    PRESENTATION - Are Your Instruments Really Sterile?

Recorded webinar
Originally presented May 2, 2016.
Even though the tape changed colour, your instruments may not actually be sterile. Join AOM infection prevention and control work group members Sara Chambers, RM and Anne Augustin (Public Health Ontario) to learn about provincial best practices; the steps involved in cleaning and sterilizing instruments; and the proper use of biological, physical and chemical indicators when using your autoclave.


    Instrument Cleaning and Reprocessing

    TEMPLATE - Instrument Cleaning and Sterilizing Checklist Updated June 2016

1 page version

2 page version

These instructions can be hung on the wall above your autoclave and used each time you clean and sterilize instruments.
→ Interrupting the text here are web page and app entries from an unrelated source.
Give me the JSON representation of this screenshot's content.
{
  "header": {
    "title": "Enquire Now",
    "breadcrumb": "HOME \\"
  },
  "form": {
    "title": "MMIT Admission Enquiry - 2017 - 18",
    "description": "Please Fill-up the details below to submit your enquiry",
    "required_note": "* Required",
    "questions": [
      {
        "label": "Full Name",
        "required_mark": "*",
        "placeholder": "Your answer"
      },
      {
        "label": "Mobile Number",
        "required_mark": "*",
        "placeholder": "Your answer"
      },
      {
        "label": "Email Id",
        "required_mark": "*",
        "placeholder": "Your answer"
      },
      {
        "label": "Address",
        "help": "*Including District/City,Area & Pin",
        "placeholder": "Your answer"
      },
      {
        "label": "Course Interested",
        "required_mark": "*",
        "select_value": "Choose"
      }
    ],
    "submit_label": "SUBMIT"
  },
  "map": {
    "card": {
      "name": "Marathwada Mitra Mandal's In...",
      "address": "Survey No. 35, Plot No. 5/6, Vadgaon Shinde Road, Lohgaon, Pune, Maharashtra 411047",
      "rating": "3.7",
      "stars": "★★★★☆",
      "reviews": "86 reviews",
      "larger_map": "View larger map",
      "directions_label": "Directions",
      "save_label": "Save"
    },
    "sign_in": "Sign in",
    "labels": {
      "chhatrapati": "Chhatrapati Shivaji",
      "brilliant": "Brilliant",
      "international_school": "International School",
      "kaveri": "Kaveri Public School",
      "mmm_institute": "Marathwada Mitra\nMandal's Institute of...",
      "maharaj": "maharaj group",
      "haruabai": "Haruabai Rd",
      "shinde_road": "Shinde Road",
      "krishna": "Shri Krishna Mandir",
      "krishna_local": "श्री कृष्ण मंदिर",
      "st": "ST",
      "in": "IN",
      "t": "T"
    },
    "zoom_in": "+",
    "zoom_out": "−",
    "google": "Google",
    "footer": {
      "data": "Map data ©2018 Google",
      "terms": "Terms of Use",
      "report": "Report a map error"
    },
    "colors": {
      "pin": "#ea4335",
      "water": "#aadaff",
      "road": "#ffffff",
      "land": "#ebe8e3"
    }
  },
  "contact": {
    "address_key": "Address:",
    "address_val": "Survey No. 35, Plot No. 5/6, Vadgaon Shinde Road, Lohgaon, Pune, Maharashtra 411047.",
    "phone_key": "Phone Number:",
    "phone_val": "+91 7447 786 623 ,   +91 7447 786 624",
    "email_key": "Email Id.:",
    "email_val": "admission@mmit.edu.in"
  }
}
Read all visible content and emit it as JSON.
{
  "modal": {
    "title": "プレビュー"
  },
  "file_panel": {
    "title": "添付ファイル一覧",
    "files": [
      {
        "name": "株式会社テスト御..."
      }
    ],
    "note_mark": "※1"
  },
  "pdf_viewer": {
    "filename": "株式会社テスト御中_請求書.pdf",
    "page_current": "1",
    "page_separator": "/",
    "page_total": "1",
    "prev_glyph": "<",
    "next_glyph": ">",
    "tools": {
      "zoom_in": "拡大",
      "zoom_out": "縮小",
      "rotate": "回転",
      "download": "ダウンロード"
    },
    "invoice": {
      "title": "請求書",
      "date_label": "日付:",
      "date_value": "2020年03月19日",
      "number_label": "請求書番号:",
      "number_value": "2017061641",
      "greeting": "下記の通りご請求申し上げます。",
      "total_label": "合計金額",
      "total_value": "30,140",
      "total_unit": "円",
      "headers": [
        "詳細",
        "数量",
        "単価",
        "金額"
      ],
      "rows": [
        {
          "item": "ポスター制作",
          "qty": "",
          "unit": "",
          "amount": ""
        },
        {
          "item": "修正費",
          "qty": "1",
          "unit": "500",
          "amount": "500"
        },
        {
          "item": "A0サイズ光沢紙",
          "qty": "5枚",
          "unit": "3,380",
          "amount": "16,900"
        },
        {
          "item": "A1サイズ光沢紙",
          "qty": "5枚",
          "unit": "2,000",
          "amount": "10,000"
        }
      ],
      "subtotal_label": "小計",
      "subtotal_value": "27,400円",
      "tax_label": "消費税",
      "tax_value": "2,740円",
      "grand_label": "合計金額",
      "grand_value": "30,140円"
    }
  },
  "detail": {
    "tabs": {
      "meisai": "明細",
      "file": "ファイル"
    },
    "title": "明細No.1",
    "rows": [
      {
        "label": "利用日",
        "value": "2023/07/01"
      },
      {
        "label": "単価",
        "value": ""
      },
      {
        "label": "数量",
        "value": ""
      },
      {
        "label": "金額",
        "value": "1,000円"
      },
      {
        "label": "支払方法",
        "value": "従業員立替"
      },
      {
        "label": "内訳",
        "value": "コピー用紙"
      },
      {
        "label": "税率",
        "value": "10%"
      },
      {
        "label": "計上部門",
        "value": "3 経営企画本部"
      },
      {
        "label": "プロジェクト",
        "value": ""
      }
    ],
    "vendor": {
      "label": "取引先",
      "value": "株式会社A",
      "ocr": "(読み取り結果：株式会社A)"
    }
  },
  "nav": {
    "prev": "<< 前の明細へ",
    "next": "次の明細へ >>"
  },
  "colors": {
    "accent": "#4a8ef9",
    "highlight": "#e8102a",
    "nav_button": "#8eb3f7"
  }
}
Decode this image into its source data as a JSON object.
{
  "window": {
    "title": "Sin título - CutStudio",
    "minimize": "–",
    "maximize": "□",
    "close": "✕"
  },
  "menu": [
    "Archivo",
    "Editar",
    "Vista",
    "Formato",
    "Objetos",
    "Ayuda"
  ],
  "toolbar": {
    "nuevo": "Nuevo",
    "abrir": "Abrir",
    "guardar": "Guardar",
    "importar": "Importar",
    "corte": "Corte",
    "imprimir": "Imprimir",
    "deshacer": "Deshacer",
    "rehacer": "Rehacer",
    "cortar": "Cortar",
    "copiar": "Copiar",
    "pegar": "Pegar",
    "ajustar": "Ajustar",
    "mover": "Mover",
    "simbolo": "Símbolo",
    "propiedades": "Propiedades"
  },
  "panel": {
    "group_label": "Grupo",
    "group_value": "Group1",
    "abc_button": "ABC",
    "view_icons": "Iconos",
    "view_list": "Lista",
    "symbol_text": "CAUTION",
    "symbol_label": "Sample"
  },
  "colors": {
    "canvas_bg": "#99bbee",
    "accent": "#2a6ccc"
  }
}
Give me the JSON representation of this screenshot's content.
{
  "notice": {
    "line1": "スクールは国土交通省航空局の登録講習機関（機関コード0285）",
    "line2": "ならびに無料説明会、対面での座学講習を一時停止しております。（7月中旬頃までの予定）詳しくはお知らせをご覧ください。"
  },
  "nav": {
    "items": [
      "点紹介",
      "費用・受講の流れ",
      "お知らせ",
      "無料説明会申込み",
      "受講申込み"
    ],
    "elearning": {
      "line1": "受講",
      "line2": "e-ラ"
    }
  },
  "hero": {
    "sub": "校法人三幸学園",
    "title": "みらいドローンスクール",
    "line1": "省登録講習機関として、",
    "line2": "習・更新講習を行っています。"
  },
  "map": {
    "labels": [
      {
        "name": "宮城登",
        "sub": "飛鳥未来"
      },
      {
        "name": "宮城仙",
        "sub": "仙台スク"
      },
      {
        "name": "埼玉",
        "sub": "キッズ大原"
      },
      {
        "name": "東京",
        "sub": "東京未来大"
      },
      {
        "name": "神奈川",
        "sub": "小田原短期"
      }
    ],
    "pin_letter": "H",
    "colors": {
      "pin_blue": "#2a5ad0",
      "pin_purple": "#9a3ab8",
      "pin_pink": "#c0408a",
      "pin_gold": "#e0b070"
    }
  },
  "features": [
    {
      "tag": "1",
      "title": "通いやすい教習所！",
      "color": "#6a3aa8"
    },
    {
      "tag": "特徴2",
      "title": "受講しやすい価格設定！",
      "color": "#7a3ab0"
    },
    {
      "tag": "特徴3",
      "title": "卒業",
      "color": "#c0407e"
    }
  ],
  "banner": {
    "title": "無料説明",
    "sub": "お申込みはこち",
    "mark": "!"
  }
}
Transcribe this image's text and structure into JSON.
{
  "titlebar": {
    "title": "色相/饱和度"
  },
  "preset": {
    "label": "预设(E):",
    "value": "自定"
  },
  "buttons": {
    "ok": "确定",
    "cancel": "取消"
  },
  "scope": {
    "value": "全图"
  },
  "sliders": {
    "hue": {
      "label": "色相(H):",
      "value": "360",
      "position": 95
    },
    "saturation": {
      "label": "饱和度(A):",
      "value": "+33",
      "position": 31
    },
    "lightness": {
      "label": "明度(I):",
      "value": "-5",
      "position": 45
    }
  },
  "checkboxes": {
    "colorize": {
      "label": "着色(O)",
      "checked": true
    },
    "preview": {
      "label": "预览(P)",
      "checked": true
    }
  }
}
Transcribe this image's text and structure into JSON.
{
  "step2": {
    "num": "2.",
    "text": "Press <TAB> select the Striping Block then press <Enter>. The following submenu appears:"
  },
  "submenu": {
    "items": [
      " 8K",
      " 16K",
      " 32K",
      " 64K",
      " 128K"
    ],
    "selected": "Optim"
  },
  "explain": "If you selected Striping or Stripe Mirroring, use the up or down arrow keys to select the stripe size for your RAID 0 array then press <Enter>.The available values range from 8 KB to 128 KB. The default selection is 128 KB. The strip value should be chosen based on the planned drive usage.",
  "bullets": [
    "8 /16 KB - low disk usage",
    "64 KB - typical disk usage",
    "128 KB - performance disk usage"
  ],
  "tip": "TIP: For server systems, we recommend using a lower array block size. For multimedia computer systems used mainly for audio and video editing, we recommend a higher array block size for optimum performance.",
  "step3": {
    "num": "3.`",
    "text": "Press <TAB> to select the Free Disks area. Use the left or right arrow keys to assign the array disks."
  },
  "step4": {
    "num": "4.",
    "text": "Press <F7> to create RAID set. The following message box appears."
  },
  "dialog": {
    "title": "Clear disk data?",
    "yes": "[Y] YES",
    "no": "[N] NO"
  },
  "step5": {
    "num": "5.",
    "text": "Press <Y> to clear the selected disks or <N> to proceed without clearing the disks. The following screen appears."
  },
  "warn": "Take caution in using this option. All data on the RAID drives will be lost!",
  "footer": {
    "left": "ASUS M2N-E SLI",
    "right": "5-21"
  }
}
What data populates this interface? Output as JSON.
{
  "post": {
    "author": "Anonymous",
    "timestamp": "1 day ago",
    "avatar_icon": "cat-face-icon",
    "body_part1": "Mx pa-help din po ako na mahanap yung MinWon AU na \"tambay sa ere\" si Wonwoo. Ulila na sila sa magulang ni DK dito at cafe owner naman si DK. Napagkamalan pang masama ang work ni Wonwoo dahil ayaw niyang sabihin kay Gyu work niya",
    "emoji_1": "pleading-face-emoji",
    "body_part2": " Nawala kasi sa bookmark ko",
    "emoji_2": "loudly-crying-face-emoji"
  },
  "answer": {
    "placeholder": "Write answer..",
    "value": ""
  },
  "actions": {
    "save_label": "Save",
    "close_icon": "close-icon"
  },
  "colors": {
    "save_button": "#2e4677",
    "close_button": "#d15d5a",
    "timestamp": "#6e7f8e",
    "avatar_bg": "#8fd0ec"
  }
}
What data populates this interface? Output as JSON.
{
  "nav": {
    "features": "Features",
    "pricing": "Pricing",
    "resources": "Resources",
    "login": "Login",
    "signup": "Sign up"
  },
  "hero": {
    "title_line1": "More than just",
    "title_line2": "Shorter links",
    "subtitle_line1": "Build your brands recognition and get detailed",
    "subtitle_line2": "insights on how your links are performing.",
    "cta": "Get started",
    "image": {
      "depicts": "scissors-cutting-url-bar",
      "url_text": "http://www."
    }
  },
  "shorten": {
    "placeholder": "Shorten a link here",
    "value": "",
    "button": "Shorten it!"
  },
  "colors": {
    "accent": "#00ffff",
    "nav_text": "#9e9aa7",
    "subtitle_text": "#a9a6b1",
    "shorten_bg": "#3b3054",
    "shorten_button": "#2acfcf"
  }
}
The concise list is intended to guide you through the necessary steps of instrument cleaning and sterilizing, without explaining them in depth.  The checklist is provided in a Word template format, which allows you to adjust and change steps to make the checklist most relevant to your own practice.

    EQUIPMENT LIST - Instrument cleaning and sterilization

    This chart lists and explains the purpose of each piece of equipment needed for reprocessing. It is intended to explain the details of any
    unfamiliar items and to assist decision-making when making new purchases.
    TEMPLATE - Autoclave log with examples Updated July 2016
    Record-keeping: Used together, the log, pouch label and charting allow you to retrospectively see instruments used with a client passed
    their biological indicator, chemical indicator and physical indicator. you to track the instruments used with a client to the autoclave cycle.
    On the first page you will find sample autoclave log entries, package label samples, and charting samples. Blank pages of the autoclave
    follow for your use.

    TEMPLATE - Autoclave maintenance log

    The autoclave maintenance log will provide you with a place to document all autoclave maintenance and cleaning that you perform.

    VIDEOS - Autoclave YouTube playlist

    Playlist that focuses on autoclave maintenance and sterilization practices.


    Link to additional sterilizing resources and list of references used for this section.

IPAC Work Group Objective and Values Statement

Objective: To support the continuous improvement of infection prevention and control practices in midwifery by making recommendations about priorities and strategies to the midwifery community.  

The IPAC Work Group believes that this objective will be best met by:

  1. Respecting the values and model of midwifery care.
  2. Recognizing the importance of both the needs of each individual client and the needs of the community of clients.
  3. Acknowledging that midwifery clients and their babies are generally healthy, yet everyone is susceptible to or may carry infection.
  4. Respecting midwives’ ethical responsibility to provide care that protects their clients and themselves from infection.  
  5. Remaining aware of the potential impact on the environment.
  6. Empowering midwives and practice groups to reflect on their own practice and make adjustments in a way that considers the context in which they are providing care.